Top of SOURCE DATA

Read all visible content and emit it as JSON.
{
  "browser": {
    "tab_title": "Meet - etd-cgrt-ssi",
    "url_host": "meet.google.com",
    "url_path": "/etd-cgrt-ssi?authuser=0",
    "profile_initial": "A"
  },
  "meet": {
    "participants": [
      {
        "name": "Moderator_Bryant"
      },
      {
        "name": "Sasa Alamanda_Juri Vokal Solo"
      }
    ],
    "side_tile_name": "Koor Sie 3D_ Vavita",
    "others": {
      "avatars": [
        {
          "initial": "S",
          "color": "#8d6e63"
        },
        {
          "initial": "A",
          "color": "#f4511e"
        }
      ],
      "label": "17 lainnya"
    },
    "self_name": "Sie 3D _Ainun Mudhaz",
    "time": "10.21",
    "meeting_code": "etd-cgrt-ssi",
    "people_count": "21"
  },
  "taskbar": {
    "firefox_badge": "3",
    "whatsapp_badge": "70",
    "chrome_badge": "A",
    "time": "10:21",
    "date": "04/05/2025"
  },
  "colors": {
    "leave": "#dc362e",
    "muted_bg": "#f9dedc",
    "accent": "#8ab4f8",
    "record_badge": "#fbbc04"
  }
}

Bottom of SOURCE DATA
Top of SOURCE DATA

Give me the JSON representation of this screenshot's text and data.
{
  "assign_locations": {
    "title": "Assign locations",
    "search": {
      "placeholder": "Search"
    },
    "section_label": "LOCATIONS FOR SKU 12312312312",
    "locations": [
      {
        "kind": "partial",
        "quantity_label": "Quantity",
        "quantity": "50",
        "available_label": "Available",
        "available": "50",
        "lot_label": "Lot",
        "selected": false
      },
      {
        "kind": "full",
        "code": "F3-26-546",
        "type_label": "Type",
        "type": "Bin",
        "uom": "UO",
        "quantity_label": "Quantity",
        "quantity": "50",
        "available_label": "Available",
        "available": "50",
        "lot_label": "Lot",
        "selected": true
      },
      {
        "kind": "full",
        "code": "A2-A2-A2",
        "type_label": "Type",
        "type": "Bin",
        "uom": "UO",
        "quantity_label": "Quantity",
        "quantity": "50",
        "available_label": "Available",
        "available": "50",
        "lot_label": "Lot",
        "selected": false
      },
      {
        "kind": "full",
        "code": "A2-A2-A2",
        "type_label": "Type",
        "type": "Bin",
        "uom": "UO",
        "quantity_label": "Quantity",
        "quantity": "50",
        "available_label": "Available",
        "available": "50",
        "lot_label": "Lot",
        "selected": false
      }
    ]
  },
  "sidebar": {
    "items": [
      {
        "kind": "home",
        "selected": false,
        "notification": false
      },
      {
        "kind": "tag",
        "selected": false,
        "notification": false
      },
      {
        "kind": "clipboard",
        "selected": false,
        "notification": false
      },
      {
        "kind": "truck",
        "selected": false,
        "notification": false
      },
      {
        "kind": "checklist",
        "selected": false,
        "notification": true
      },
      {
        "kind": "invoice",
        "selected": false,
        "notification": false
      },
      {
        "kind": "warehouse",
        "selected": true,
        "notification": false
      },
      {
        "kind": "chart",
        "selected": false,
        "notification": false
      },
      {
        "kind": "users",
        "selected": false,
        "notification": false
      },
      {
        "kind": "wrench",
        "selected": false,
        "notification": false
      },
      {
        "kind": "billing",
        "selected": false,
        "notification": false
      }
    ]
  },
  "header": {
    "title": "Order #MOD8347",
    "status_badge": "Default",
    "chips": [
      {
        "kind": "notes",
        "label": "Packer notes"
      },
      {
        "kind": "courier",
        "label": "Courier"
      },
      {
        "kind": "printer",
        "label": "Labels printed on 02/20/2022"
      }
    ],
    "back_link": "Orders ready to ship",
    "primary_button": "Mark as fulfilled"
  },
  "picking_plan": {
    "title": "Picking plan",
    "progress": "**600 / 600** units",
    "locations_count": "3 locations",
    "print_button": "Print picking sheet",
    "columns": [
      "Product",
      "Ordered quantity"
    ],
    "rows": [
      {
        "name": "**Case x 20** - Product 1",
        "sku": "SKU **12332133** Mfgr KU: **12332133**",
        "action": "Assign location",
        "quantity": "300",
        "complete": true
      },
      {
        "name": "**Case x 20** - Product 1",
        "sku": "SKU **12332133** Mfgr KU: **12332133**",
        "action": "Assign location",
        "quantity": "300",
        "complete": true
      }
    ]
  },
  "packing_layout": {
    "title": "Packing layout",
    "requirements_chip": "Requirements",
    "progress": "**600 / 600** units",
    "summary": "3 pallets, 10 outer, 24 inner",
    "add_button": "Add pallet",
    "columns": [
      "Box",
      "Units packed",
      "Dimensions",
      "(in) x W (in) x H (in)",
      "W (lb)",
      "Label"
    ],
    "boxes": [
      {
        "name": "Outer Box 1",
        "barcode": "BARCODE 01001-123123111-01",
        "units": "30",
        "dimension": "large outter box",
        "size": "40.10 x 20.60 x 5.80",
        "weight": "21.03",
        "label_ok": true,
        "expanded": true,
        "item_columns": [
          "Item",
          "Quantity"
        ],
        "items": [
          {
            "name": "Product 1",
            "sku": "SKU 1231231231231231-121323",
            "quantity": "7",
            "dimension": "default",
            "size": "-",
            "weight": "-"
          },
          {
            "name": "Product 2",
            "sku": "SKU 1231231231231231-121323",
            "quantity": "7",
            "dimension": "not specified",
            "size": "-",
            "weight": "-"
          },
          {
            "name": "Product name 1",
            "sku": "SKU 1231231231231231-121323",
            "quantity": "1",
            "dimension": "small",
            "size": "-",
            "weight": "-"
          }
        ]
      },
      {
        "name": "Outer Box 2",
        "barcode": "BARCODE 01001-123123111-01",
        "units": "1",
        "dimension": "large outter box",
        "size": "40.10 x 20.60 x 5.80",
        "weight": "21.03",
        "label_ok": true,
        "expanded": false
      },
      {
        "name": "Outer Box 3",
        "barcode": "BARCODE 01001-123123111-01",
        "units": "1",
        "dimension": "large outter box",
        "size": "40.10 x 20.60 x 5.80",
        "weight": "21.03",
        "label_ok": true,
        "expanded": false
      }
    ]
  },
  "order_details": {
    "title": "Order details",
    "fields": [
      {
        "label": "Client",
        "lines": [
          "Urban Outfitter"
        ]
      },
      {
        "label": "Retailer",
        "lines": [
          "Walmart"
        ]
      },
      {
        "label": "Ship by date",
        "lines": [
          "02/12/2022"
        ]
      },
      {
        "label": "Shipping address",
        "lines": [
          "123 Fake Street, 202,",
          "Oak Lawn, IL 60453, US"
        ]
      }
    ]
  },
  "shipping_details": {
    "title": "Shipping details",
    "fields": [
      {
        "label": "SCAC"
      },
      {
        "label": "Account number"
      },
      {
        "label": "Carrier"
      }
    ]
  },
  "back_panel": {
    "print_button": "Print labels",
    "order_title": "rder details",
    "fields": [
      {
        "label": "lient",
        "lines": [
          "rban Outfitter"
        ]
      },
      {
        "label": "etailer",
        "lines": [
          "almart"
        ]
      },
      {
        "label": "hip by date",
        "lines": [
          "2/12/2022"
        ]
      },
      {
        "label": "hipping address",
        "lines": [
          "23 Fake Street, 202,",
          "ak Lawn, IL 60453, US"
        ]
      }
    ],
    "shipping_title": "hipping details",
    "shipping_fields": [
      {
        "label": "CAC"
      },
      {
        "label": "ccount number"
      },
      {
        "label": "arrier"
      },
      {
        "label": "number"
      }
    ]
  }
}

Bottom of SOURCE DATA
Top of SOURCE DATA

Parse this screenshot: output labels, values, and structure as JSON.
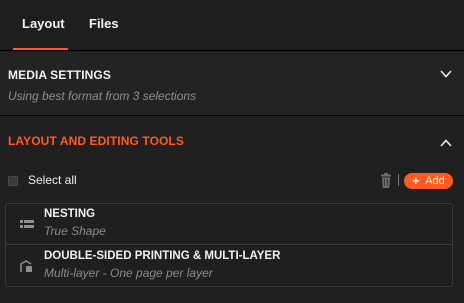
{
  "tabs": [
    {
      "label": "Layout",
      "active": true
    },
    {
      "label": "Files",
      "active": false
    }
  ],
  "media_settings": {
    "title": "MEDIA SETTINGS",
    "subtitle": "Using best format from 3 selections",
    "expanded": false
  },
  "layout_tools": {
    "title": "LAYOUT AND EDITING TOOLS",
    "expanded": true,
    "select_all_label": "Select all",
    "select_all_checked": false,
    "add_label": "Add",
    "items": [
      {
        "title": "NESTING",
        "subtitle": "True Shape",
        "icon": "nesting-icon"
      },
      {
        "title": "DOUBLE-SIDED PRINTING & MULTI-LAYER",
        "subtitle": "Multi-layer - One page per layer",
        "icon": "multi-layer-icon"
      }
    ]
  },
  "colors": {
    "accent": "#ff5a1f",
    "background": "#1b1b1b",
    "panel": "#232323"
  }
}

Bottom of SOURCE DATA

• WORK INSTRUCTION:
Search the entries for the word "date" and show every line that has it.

• RESPONSE BOX:
    "date": "04/05/2025"
        "label": "Ship by date",
        "label": "hip by date",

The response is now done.